Members of the Liberty Alliance, including Sun Microsystems, are developing a technology to link various single sign-on authentication systems using a standard specification. The technology will provide an alternative to the Passport system developed by Microsoft.
When users log onto a Web site supporting the Liberty Alliance specification, they can visit other password-protected Web sites supported by the technology without having to sign in again.
Several companies, including AOL Time Warner, American Express, Cisco Systems, eBay, General Motors and Nokia, have pledged to support the Liberty Alliance specification when it becomes available.
Updates in the version 1.1 specifications include a fix for a vulnerability in a Liberty Alliance-enabled client/proxy, and enhancements to provide additional flexibility to service providers.
The Liberty Alliance is taking a phased approach to the release of its specifications and anticipates a 2003 release for version 2.0.
This version will provide an infrastructure for developing and supporting identity-enabled Web services from companies, organisations or government entities. The infrastructure will include a framework for permissions-based attribute sharing and will allow groups of organisations, often referred to as "circles of trust"or authentication domains, to be linked together, as opposed to operating as separate islands.

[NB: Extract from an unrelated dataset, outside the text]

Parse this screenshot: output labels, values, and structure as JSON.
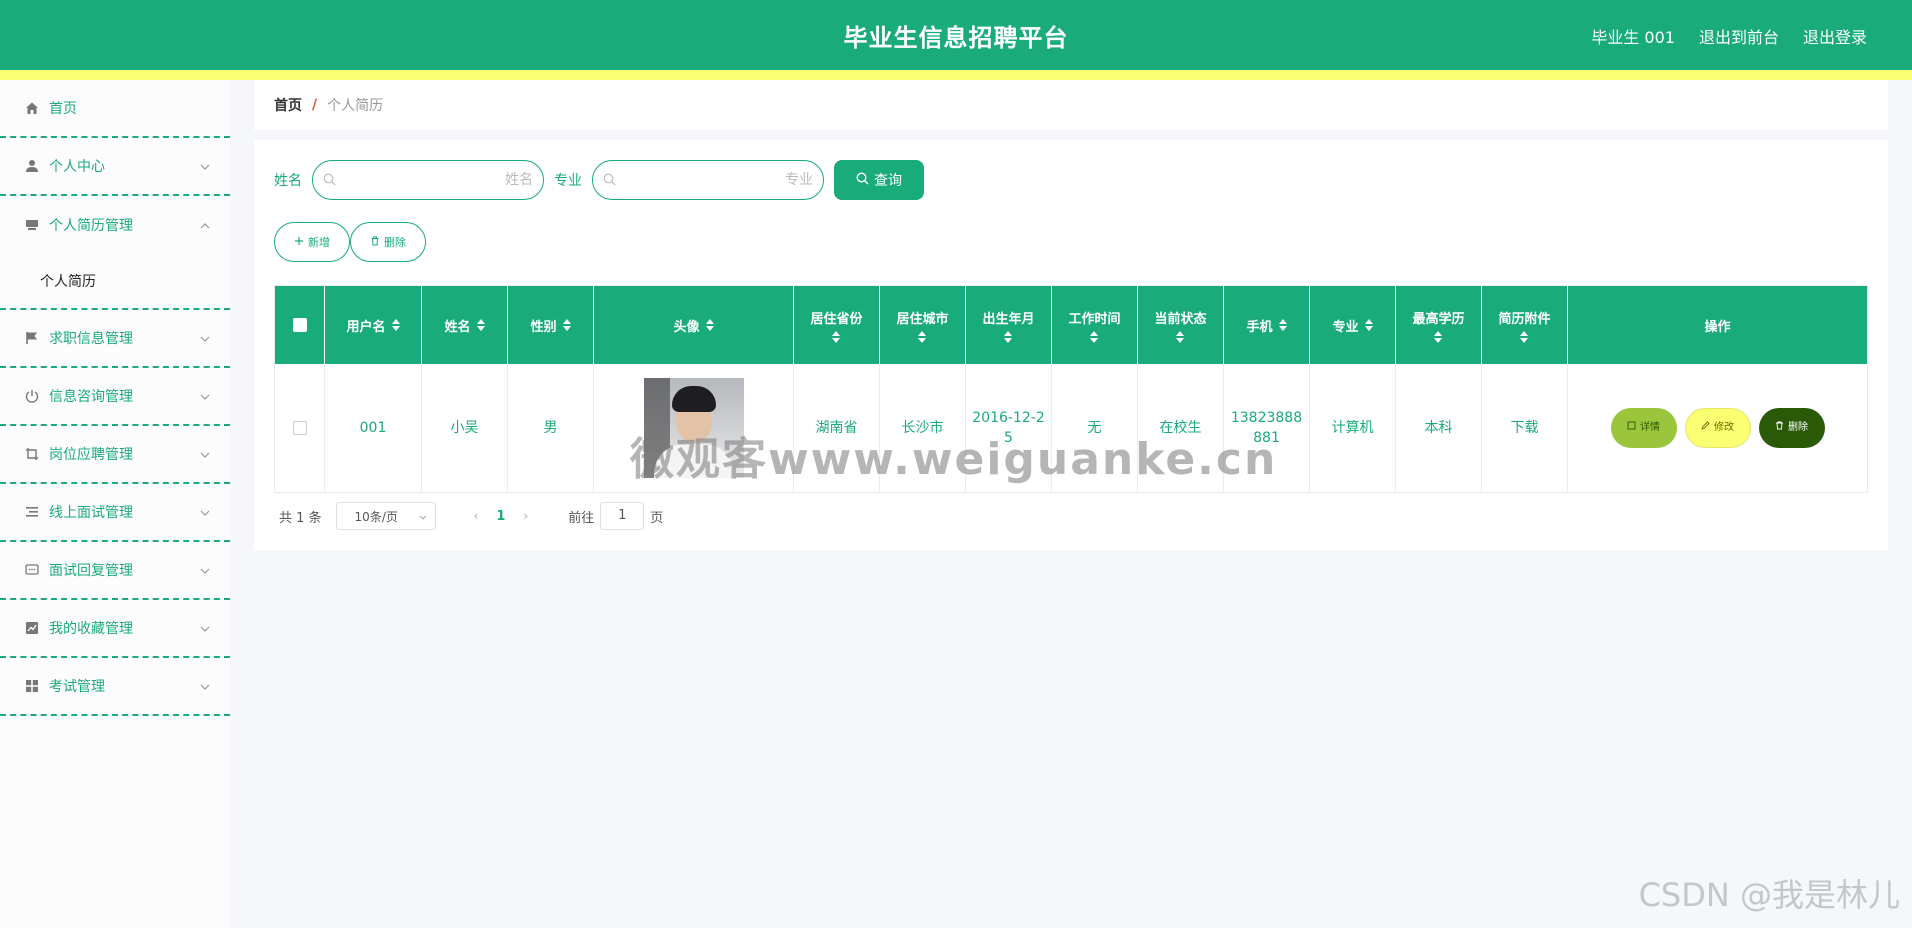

Parties interested in reviewing version 1.1 draft specifications should contact the Liberty Alliance Web site at: www.projectliberty.org/specs/v1_1draft/.